-- YOUR ASSIGNMENT --
Answer with a number only: how many lines of the entries below contain the word "value"?

◆ ◆ ◆

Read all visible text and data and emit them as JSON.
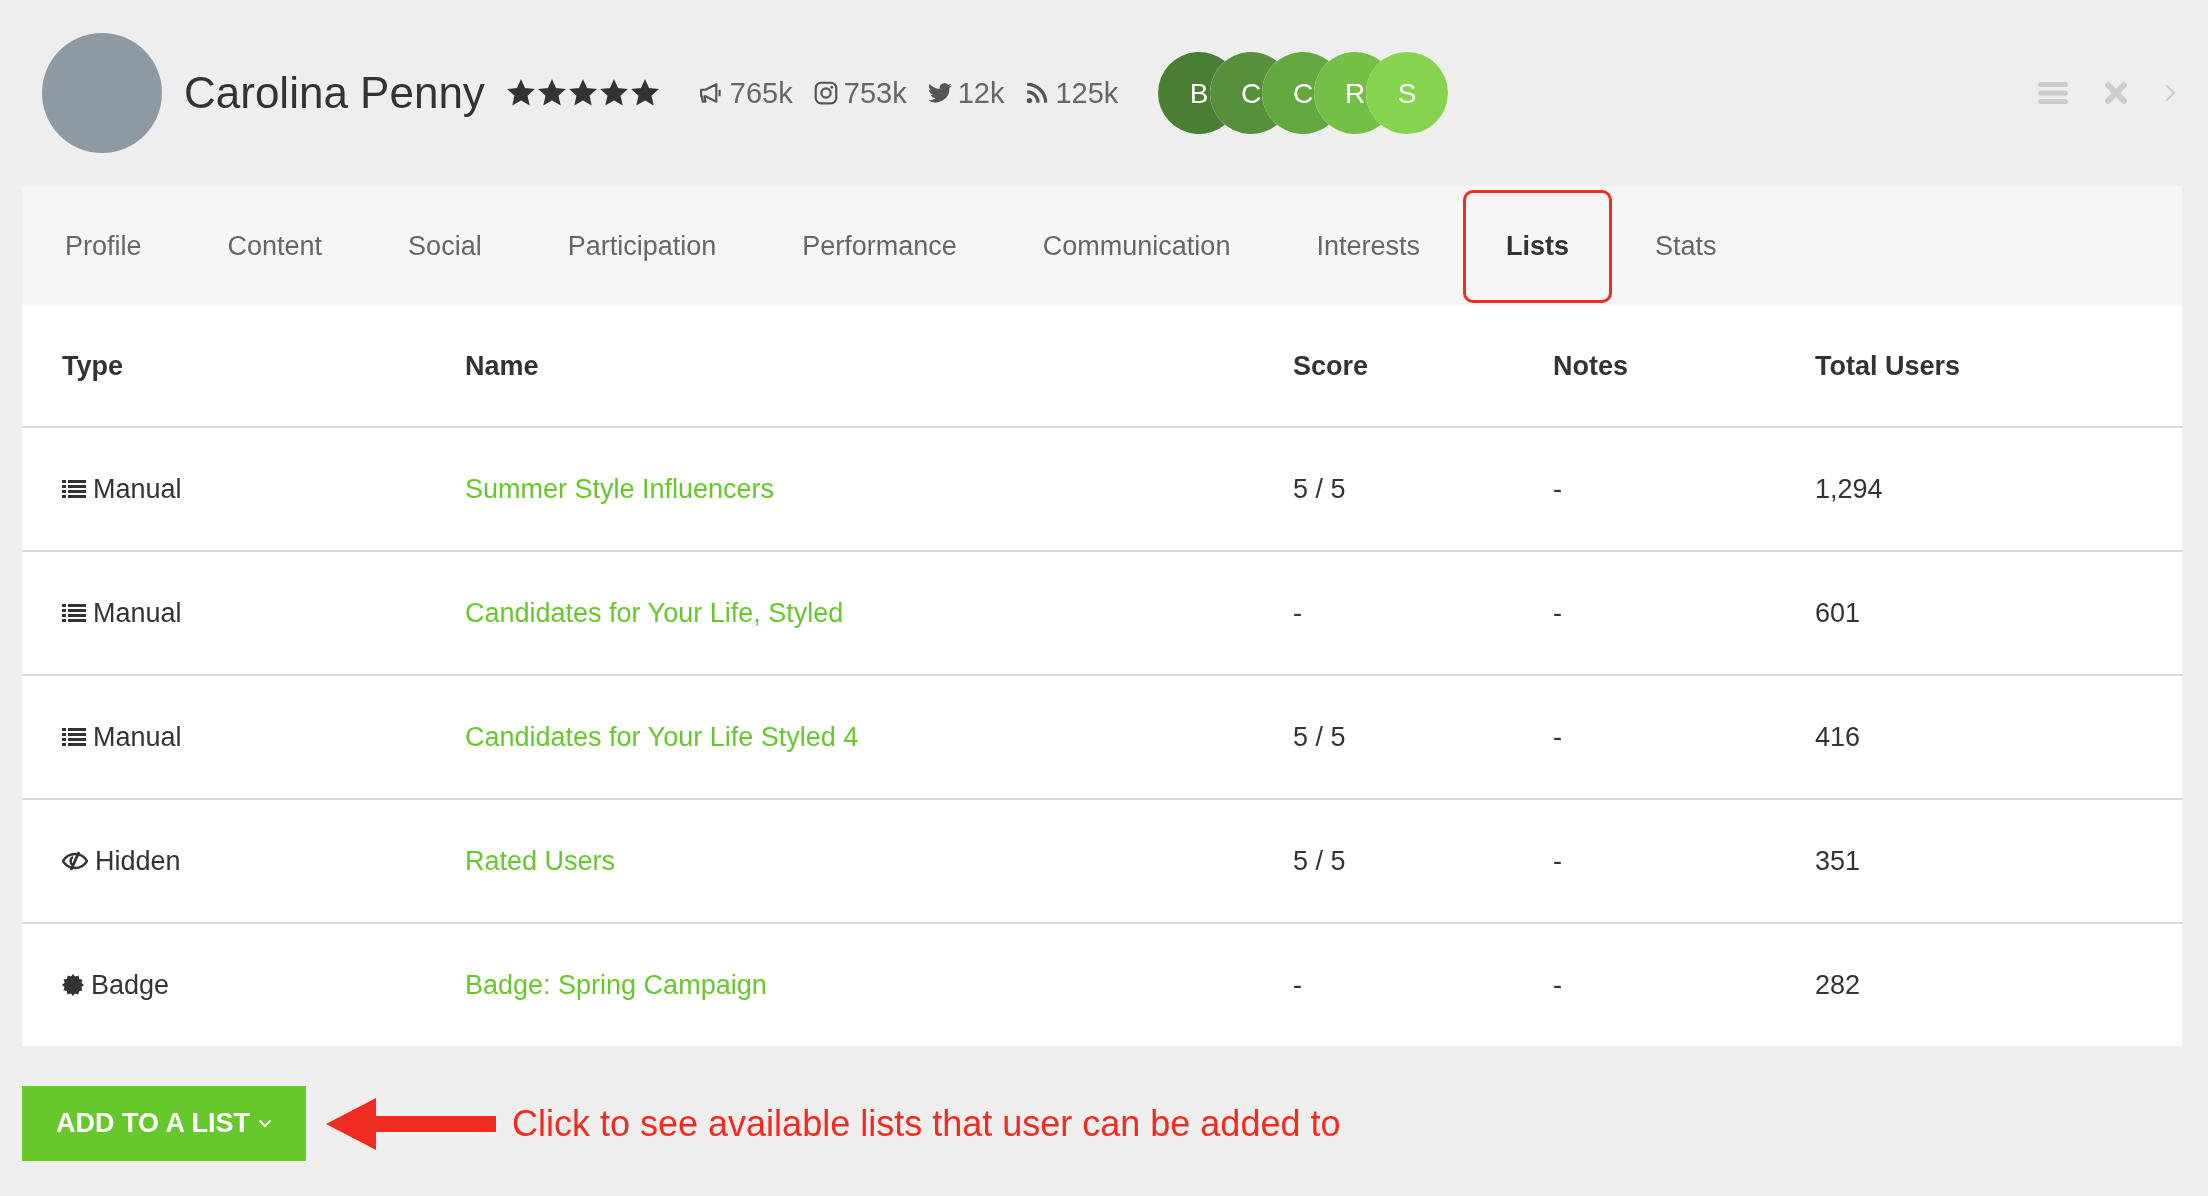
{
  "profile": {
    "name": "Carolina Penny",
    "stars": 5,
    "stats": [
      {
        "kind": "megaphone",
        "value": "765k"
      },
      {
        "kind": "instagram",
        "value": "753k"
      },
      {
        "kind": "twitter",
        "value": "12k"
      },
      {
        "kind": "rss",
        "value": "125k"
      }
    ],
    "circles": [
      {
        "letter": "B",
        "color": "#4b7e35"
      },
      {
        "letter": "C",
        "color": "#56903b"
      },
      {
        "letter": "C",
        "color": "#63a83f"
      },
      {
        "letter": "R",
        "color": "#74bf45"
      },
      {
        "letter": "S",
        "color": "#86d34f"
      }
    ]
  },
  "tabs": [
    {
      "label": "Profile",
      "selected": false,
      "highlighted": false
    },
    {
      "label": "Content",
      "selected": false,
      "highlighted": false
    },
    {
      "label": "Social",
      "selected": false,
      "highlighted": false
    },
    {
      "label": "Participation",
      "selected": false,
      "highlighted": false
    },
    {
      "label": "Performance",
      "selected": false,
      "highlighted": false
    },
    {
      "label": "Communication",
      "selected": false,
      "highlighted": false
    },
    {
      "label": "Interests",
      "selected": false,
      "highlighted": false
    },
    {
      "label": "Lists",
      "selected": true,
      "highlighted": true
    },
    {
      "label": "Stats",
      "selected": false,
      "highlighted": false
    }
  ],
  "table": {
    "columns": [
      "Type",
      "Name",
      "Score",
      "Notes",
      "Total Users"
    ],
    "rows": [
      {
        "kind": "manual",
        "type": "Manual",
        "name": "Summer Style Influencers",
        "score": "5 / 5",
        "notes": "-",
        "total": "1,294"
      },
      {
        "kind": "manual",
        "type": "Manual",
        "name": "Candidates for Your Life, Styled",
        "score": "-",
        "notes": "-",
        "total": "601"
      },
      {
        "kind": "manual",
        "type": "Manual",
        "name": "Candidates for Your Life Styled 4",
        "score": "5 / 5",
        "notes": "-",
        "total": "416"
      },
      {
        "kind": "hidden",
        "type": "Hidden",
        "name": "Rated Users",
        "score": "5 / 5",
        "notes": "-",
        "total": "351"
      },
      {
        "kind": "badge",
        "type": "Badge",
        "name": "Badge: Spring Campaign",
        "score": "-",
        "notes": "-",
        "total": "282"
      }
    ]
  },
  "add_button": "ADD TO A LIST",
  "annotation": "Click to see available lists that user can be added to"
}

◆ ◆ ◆

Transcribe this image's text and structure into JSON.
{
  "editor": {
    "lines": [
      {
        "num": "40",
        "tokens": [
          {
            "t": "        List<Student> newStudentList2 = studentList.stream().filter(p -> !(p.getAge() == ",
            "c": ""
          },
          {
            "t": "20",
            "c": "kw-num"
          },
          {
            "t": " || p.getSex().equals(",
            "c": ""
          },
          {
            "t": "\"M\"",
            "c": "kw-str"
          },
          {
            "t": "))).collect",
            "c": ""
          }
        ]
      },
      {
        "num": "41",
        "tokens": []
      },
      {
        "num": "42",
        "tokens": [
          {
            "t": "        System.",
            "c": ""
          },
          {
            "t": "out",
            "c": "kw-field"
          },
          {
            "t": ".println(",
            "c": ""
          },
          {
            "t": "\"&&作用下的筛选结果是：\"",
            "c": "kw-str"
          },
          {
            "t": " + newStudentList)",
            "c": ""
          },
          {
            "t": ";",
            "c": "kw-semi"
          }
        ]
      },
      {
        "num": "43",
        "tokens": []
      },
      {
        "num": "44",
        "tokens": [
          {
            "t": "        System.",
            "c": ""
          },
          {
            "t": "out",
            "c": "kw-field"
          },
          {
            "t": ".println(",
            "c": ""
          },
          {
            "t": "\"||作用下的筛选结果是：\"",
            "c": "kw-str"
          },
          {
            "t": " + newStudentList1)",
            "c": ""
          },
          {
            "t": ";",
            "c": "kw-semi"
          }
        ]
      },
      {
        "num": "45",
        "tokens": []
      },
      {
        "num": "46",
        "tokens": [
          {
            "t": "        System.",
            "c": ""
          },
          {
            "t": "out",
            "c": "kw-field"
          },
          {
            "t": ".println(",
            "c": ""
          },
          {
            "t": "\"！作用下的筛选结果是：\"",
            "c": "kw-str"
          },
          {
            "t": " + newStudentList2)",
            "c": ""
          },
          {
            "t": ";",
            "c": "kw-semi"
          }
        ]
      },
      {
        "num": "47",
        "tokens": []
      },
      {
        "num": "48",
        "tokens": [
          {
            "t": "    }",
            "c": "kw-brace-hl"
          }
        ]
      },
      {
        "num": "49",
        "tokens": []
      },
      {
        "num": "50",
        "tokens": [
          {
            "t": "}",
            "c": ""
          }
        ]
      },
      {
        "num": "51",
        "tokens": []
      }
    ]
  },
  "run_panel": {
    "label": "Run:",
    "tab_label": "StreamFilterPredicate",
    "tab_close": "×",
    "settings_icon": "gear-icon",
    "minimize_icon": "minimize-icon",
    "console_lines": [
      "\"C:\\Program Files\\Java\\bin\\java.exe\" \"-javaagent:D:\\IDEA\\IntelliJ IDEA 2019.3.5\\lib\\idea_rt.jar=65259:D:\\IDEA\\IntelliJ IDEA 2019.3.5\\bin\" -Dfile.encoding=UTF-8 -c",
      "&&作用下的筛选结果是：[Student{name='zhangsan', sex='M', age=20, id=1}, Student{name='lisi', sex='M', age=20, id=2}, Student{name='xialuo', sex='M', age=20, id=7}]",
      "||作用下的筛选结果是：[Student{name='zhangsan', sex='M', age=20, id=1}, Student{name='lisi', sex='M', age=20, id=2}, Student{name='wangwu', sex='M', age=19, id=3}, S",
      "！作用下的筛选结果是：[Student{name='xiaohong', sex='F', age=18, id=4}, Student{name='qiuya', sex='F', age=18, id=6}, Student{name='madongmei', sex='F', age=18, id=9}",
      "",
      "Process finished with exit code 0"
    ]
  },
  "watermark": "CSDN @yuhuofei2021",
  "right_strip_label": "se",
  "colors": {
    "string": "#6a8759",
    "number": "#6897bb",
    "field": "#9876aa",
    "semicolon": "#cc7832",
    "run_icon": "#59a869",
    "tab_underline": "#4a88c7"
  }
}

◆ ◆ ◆

-- RESULT OF THE EXERCISE --
4